For main, I couldn’t resist the halibut with leek, Skye mussels, cured ham and butter milk, while my friend decided to try venison for the first time, reared on one of the mountain ranges we couldn’t quite make out: Beinn Eighe.

It was all rounded off with a delicate gingerbread (for her) and a selection of British cheeses for me.

Full-bellied, rosy-cheeked from the wine, but not quite ready for bed, we made our way to the Whisky Bar where we sat next to two couples (one English, one Scottish), who seemed to find our dallying over the menu quite entertaining.

“Where are you off to tomorrow?” the Scottish husband asked.

“I’m not sure,” I said. “Perhaps we’ll just explore the estate.” Truth be told, we hadn’t actually thought past dinner.

“Are you driving?” he asked.

He must have seen the hesitation in my face. The last thing I was thinking of right now was getting behind the wheel of a car.

“You have to go to Diabaig” he instructed.

“What’s the drive like?” I asked.

He could hardly hide his amusement. “Oh fine”, he said. “You’ll be fine.” All the while glinting at me.

My stomach did a backflip. My friend just laughed.

Brushing off the sense of impending doom I returned my attention to the menu.

With 350 malt whiskies to choose from, it can be a daunting prospect choosing a nightcap at the Torridon. Luckily for us, the helpful barman was on hand to help steer our decision.

“I like it a bit peaty but not too smokey” was my pathetically inept instruction.

However, somehow it worked and I was presented with a dram of my new favourite whisky brand: Bunnahabhain.

It wasn’t quite as nice as the Old Fashioned cocktail the barman subsequently made me, which I declared to the whole bar (well by this stage it was just me, my friend and him) was the “nicest Old-Fashioned I’ve ever had”.

Needless to say, we slept very well that evening.

 

Beaten by the Beast from the East

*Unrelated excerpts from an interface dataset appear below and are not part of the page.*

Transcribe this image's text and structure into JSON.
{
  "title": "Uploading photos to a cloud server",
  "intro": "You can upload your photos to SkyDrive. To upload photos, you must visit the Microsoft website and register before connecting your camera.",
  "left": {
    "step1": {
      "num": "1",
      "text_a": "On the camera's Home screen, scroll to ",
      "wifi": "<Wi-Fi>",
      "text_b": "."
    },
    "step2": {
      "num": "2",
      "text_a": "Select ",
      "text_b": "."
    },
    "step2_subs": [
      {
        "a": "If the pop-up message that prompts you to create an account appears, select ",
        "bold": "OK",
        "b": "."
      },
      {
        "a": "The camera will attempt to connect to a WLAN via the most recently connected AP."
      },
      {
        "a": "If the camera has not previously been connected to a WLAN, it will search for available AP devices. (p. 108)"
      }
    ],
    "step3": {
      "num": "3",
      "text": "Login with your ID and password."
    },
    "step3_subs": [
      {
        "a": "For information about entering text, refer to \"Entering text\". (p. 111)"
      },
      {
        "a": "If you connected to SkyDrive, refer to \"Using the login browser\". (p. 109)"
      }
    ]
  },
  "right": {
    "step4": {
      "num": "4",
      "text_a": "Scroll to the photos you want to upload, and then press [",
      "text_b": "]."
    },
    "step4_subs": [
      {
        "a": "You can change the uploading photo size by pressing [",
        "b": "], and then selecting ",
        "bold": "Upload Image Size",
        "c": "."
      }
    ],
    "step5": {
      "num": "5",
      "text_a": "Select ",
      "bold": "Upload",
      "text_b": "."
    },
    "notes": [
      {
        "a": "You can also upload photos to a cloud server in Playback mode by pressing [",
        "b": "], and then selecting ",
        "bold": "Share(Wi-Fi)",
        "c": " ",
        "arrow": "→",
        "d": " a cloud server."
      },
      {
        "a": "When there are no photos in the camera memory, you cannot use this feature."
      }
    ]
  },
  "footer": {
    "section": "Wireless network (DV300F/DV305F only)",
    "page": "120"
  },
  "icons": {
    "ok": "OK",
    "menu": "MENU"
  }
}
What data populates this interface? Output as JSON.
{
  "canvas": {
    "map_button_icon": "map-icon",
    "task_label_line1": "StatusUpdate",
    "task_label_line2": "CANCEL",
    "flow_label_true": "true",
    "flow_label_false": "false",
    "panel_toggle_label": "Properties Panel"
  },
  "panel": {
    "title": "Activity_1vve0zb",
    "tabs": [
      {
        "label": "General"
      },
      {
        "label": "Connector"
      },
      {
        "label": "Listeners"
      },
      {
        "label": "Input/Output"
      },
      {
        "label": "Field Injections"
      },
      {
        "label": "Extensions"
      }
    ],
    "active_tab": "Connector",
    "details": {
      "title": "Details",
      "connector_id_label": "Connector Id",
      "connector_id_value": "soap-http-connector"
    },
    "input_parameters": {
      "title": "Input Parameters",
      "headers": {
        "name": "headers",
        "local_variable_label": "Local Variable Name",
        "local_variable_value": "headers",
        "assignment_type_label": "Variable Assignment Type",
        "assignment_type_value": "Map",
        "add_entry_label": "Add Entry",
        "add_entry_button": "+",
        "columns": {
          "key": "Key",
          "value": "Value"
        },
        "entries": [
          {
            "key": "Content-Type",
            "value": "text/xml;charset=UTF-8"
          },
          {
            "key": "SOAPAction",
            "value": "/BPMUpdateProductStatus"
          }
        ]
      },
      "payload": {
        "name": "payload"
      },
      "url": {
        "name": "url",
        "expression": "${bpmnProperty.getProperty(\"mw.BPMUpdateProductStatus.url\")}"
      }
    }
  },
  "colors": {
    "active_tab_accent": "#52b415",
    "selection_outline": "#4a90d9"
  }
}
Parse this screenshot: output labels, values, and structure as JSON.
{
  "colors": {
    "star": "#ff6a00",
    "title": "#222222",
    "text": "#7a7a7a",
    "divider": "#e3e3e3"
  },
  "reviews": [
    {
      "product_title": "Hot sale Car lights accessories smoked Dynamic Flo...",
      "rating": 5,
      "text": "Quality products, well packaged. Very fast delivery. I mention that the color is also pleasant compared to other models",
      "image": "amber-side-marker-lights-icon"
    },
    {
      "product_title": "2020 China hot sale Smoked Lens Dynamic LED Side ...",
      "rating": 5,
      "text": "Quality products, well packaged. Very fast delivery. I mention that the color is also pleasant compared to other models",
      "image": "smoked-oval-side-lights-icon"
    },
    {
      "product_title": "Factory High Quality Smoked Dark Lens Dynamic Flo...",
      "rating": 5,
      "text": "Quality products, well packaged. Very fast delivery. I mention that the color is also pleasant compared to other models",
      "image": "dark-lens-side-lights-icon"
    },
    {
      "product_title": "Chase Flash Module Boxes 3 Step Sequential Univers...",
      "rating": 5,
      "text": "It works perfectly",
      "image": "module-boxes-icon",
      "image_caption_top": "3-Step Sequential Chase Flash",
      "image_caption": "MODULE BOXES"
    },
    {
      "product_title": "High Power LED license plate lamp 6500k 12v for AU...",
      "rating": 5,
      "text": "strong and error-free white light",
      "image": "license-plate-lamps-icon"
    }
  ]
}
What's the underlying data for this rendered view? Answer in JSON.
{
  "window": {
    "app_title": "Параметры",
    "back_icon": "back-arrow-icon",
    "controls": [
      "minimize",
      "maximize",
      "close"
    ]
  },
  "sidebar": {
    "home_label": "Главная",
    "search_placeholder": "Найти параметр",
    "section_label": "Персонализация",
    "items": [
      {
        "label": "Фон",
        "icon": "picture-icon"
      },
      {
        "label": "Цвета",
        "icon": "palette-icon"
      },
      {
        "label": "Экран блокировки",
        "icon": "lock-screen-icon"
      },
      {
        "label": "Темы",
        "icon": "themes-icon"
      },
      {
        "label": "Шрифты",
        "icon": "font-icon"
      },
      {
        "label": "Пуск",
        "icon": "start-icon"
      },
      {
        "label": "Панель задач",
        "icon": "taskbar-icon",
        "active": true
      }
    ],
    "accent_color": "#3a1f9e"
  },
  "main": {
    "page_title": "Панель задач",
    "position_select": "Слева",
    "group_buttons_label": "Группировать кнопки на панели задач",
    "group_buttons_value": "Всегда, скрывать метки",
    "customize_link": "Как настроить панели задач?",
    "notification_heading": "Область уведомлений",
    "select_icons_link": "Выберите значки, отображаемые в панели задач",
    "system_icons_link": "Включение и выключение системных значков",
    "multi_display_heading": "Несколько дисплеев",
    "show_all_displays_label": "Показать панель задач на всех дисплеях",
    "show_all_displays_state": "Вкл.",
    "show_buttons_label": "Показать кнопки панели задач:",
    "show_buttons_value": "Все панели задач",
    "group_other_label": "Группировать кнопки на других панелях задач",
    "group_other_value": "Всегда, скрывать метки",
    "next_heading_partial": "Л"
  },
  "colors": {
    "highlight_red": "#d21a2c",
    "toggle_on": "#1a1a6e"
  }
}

Today I should be in Fife. I should have collected my hire car from Edinburgh Airport this morning, driven over the Queensferry Crossing Bridge and be making my way along the A92, en route to the East Neuk (or corner) of Fife to my bed for the night at The Ship Inn in the harbour town of Elie.

I had even planned to attempt the Elie Chainwalk during my latest trip to Scotland – a truly unique coastal walk that starts at Kincraig Point by West Bay beach. I say ‘walk’ but it’s more of a scramble really, using the carefully placed chains and posts to pull, lower and generally drag yourself along the half-a-kilometre cliff-hugging route between Elie and Shell Bay. It sounds like a great adventure but alas, it is not for today.

Today I am holed up in London. Flights in and out of Scotland are grounded and Fife, along with other areas along the Central Belt of Scotland (Strathclyde, Lothian, Tayside) as well as parts of the Scottish Borders, have been under red alert for snow for the first time in Scotland’s history (or at least since the weather system was in place) as the polar vortex labelled the ‘Beast from the East’ and Storm Emma continue to wreak havoc across Britain.

Ah well, extreme weather is one of the things visitors to Scotland must contend with. Undeterred, I plan to fly to Edinburgh on Saturday morning and spend a couple of days in the Scottish capital exploring as best I can in the cold conditions. Fingers crossed I make it this time.